Give the number of lines that contain "settings" in the listing, and write nothing else.

START The data

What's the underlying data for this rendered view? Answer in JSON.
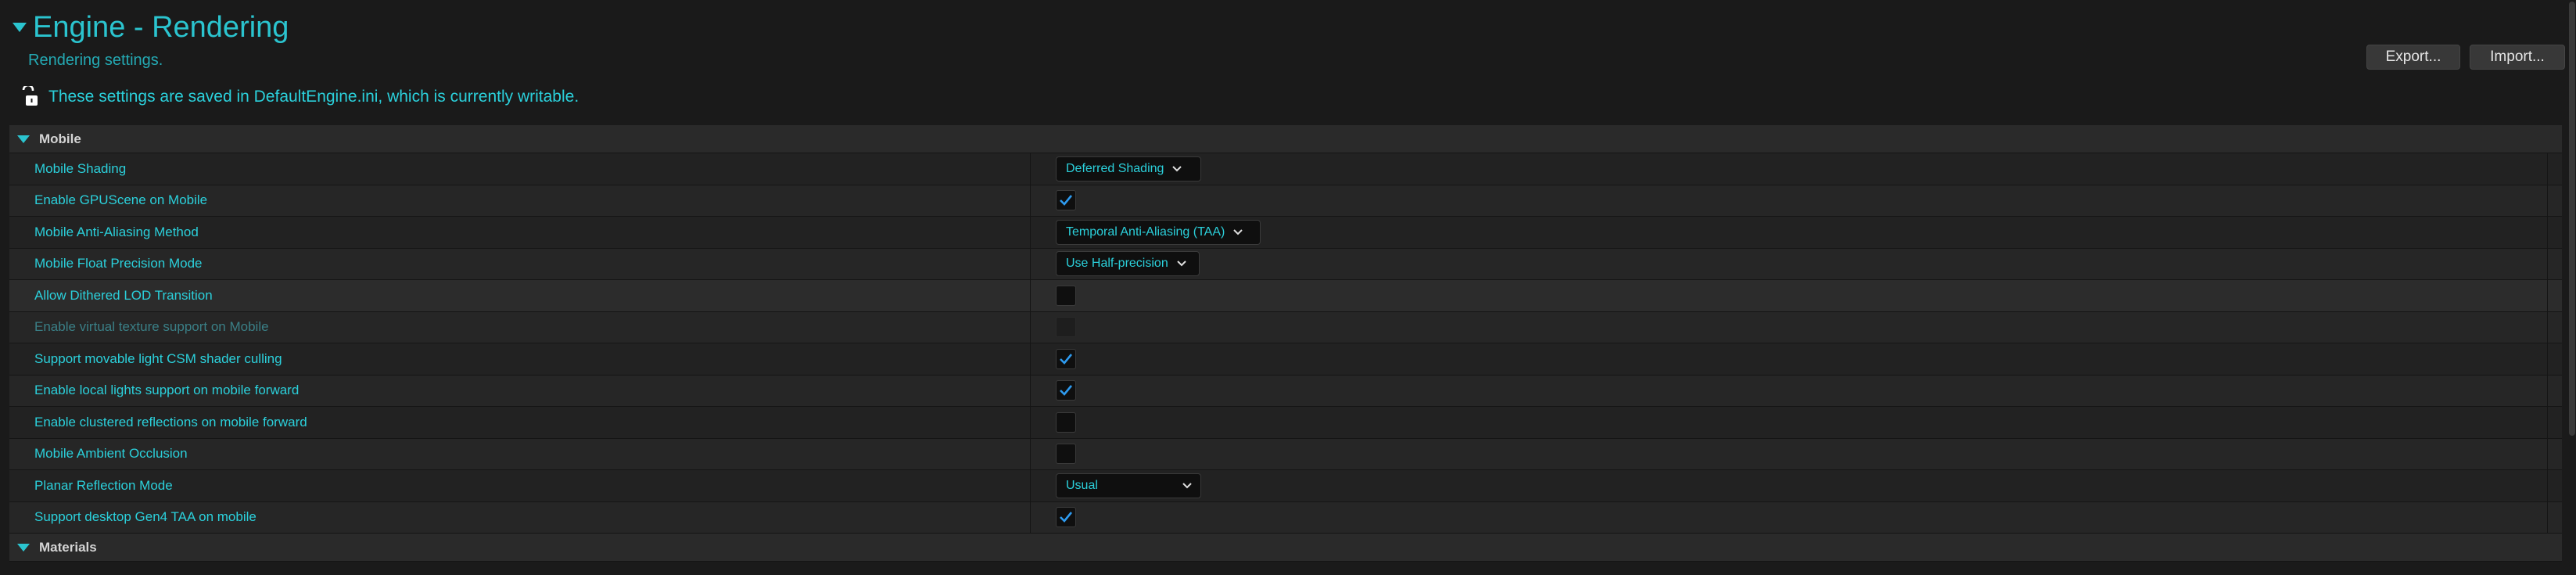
{
  "header": {
    "title": "Engine - Rendering",
    "subtitle": "Rendering settings.",
    "writable_notice": "These settings are saved in DefaultEngine.ini, which is currently writable.",
    "export_label": "Export...",
    "import_label": "Import..."
  },
  "categories": {
    "mobile": "Mobile",
    "materials": "Materials"
  },
  "rows": [
    {
      "label": "Mobile Shading",
      "type": "combo",
      "value": "Deferred Shading"
    },
    {
      "label": "Enable GPUScene on Mobile",
      "type": "checkbox",
      "checked": true
    },
    {
      "label": "Mobile Anti-Aliasing Method",
      "type": "combo",
      "value": "Temporal Anti-Aliasing (TAA)"
    },
    {
      "label": "Mobile Float Precision Mode",
      "type": "combo",
      "value": "Use Half-precision"
    },
    {
      "label": "Allow Dithered LOD Transition",
      "type": "checkbox",
      "checked": false
    },
    {
      "label": "Enable virtual texture support on Mobile",
      "type": "checkbox",
      "checked": false,
      "disabled": true
    },
    {
      "label": "Support movable light CSM shader culling",
      "type": "checkbox",
      "checked": true
    },
    {
      "label": "Enable local lights support on mobile forward",
      "type": "checkbox",
      "checked": true
    },
    {
      "label": "Enable clustered reflections on mobile forward",
      "type": "checkbox",
      "checked": false
    },
    {
      "label": "Mobile Ambient Occlusion",
      "type": "checkbox",
      "checked": false
    },
    {
      "label": "Planar Reflection Mode",
      "type": "combo",
      "value": "Usual"
    },
    {
      "label": "Support desktop Gen4 TAA on mobile",
      "type": "checkbox",
      "checked": true
    }
  ],
  "icons": {
    "lock": "unlocked-lock-icon",
    "chevron": "chevron-down-icon",
    "check": "checkmark-icon",
    "caret": "caret-down-icon"
  },
  "colors": {
    "accent": "#2bd0db",
    "check": "#2e9bf0",
    "background": "#1a1a1a"
  }
}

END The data

** Finished task **
2